Scientists from CarboAfrica, a programme to study the carbon cycle and other greenhouse gases (GHG) in Sub-Saharan Africa, have announced the successful installation and operation of the Picarro G1301 GHG monitor at a remote field site in equatorial West Africa.
This Ivory Coast location of Station de Géophysique de Lamto is a particularly challenging spot for remote monitoring equipment, due to it’s high humidity and ambient temperature characteristics, that can easily exceed 40°C.
The Picarro G1301 utilises WS-CRDS (wavelength-scanned cavity ring down spectroscopy) technology to deliver simultaneous and continuous measurements of both methane (CH4) and carbon dioxide (CO2) at a precision of parts per billion.

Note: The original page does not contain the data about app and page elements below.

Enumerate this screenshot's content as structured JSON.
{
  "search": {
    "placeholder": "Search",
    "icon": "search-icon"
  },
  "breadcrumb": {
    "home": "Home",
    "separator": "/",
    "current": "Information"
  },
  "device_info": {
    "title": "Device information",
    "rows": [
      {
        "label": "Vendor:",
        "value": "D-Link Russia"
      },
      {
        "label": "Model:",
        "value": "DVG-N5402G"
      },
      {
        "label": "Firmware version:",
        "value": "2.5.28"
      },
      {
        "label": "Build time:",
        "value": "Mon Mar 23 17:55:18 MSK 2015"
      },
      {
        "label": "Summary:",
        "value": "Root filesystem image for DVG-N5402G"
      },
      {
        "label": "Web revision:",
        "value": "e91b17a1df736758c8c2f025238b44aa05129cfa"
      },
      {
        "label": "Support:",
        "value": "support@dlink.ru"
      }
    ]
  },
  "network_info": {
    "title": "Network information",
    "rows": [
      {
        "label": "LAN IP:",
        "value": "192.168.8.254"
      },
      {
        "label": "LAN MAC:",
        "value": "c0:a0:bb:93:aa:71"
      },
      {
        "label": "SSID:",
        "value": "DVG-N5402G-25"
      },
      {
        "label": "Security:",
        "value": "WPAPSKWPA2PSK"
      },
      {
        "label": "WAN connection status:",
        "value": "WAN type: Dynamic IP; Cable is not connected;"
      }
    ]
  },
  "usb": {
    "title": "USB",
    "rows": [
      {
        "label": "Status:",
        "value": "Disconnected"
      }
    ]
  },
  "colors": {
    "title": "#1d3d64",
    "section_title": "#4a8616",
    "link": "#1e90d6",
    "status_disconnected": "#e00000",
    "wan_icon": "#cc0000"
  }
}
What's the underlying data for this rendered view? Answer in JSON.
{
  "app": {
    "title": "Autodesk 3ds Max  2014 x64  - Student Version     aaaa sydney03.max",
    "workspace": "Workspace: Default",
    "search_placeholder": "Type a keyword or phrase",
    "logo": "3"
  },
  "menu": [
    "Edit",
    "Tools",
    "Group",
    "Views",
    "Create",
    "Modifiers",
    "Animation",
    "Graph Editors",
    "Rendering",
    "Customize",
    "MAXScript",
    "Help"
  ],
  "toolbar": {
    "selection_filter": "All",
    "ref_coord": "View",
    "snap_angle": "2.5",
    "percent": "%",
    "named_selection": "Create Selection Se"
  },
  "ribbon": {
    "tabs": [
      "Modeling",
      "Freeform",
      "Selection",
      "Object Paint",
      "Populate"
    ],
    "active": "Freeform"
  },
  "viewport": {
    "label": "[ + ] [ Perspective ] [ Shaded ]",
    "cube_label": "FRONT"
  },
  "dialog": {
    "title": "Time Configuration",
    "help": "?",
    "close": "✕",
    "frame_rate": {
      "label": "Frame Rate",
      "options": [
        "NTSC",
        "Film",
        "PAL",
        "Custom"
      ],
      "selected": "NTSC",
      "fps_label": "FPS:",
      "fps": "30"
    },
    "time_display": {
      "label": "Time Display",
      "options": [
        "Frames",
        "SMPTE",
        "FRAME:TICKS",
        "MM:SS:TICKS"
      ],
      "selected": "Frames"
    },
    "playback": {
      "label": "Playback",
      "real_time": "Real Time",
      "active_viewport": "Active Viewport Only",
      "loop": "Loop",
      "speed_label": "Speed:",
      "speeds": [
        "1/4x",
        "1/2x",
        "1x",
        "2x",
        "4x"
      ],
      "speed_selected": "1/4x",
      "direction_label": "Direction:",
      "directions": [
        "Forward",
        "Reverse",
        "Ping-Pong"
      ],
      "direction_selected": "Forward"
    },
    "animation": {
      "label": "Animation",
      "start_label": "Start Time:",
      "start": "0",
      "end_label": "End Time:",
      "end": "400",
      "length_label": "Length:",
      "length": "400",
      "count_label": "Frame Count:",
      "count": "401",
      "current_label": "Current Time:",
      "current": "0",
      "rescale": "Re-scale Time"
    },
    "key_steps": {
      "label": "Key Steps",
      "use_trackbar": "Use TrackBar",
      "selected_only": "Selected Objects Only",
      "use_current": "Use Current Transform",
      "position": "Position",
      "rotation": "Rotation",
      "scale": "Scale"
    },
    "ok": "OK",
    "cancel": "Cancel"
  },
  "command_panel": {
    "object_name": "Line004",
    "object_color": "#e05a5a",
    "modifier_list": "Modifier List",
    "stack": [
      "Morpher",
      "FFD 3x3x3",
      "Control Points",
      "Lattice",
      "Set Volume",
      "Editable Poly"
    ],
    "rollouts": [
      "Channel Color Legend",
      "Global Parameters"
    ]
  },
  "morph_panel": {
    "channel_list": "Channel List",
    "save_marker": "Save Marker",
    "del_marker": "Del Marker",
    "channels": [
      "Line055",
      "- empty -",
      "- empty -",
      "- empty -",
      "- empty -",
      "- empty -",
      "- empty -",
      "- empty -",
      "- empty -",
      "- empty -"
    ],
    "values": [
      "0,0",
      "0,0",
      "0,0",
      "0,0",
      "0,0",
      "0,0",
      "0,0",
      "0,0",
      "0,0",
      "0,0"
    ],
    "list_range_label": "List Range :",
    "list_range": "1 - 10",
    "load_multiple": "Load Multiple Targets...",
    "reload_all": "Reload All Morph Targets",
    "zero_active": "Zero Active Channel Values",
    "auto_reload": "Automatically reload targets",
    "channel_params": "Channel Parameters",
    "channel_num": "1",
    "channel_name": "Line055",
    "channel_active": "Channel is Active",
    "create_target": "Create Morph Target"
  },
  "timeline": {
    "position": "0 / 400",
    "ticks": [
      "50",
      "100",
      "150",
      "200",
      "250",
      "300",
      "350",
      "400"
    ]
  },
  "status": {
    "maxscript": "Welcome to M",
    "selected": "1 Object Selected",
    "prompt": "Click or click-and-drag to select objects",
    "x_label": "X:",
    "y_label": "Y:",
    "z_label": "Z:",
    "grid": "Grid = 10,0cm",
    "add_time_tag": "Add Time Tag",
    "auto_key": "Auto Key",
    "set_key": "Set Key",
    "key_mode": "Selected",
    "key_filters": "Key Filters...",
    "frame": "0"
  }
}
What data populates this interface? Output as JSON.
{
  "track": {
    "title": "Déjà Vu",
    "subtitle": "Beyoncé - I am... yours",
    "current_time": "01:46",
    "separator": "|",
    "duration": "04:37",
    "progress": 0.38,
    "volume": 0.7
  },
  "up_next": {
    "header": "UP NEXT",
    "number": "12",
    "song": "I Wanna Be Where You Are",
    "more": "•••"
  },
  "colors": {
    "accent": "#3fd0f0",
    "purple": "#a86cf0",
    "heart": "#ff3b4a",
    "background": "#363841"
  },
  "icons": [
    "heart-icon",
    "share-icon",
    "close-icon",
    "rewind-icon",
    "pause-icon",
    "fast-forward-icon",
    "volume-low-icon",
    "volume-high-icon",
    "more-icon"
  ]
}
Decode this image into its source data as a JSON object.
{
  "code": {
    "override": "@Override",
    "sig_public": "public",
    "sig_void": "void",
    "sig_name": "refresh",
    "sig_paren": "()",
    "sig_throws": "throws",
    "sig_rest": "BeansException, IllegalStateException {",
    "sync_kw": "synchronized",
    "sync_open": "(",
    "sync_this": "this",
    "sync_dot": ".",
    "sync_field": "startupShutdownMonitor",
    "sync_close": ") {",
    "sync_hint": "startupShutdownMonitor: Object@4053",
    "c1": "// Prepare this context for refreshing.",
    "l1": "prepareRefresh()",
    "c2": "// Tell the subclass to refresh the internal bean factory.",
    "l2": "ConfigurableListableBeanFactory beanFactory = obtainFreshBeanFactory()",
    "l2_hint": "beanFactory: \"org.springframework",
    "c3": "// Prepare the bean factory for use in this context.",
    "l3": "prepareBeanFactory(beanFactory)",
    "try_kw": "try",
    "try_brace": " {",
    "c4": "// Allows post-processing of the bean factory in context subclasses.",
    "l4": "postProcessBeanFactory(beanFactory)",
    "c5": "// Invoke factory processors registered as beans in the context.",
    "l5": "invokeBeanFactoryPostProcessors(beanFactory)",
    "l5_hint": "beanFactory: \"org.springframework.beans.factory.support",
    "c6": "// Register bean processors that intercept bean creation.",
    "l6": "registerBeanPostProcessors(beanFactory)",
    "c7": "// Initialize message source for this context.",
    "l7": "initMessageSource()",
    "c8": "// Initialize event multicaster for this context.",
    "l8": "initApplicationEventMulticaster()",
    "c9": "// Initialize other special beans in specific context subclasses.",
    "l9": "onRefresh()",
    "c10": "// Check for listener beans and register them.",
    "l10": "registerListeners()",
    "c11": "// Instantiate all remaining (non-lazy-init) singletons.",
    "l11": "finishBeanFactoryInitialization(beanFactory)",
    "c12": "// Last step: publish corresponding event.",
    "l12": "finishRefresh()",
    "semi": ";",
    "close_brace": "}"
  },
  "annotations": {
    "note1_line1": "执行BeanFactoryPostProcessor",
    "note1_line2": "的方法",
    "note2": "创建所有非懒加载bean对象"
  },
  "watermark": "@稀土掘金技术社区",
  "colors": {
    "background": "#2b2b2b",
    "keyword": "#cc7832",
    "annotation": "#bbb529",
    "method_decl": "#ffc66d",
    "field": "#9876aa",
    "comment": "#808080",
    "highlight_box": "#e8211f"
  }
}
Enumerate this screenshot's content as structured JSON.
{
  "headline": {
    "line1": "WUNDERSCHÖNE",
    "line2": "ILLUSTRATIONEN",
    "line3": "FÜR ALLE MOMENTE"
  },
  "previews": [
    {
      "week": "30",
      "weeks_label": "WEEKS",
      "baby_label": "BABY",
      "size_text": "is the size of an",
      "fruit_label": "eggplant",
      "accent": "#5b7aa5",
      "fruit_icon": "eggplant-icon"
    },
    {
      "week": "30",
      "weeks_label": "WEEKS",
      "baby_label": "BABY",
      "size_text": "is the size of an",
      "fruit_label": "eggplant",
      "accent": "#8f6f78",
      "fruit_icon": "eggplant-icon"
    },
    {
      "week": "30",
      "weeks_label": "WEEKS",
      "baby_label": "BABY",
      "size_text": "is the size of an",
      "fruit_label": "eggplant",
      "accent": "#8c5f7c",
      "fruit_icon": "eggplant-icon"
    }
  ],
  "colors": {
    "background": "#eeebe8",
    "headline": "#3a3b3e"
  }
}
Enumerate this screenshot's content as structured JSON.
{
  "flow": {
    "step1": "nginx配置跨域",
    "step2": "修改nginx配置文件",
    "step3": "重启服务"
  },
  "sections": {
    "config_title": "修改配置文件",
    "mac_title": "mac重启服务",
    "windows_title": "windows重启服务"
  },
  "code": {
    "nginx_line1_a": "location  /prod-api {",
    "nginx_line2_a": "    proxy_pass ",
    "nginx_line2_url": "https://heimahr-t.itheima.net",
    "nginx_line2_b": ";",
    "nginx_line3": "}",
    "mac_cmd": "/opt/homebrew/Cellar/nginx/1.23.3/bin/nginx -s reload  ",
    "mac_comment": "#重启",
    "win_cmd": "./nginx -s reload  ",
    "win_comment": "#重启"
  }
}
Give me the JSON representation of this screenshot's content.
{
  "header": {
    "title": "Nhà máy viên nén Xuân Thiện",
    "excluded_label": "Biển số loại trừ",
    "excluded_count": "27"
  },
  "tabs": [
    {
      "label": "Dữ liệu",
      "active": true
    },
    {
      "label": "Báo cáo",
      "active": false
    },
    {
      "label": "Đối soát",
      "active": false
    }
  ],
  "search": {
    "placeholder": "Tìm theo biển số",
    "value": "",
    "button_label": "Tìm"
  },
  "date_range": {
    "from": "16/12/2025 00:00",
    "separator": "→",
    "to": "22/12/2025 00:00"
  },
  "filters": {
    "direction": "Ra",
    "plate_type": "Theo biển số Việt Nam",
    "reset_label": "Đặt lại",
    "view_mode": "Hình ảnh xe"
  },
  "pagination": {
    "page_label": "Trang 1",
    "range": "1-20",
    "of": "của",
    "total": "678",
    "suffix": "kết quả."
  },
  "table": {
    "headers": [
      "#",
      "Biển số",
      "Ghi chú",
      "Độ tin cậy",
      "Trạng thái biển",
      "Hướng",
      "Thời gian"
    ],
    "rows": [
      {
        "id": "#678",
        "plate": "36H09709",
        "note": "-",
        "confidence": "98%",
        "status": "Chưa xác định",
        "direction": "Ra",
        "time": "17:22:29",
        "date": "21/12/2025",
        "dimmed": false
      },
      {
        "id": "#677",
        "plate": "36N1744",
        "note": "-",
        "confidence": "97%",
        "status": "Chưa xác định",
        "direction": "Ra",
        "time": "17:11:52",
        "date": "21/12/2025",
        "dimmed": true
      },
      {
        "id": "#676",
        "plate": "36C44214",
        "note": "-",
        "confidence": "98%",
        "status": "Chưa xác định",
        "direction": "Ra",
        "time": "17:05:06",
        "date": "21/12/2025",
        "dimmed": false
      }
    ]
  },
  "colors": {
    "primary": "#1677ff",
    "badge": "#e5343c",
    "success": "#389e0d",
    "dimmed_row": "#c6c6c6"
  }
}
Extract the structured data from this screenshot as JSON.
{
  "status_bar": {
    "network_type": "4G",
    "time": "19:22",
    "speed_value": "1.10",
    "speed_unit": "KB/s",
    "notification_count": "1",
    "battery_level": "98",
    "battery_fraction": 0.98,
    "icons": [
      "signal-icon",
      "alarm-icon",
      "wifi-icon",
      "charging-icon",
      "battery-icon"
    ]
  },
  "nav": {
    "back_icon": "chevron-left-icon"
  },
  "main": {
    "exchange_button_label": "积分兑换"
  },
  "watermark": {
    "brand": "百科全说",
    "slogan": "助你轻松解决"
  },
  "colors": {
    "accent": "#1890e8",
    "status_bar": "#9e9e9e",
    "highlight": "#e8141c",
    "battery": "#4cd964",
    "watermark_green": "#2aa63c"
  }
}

Immunity from cross-talk enables it to achieve this precision with ambient samples, without the need for drying or any other purification. The Picarro analyser is located in a small building adjacent to a 50 meter tower allowing data to be taken automatically and continuously via a tube terminating at the top of this tower.
The Lamto GHG programme is operated by scientists from the CarboAfrica participants, including the CEA (Commissariat a l'Energie Atomique) in France and the University of Cocody in Ivory Coast.
CEA Co-Director Philippe Ciais explained, “At CarboAfrica, we are setting up a network of monitoring sites throughout Africa, in response to the critical lack of field GHG data from this continent. We need this data to understand the entire GHG picture in Africa, from the natural sink capacity of forested areas to the impact of jungle fires on total GHG emissions.”
Picarro CEO Michael Woelk stated, “Our GHG gas and isotope analysers are proving well-suited to remote, automated and continuous field-monitoring projects. We are particularly pleased to have been selected by the prestigious CEA team for this demanding Lamto installation.”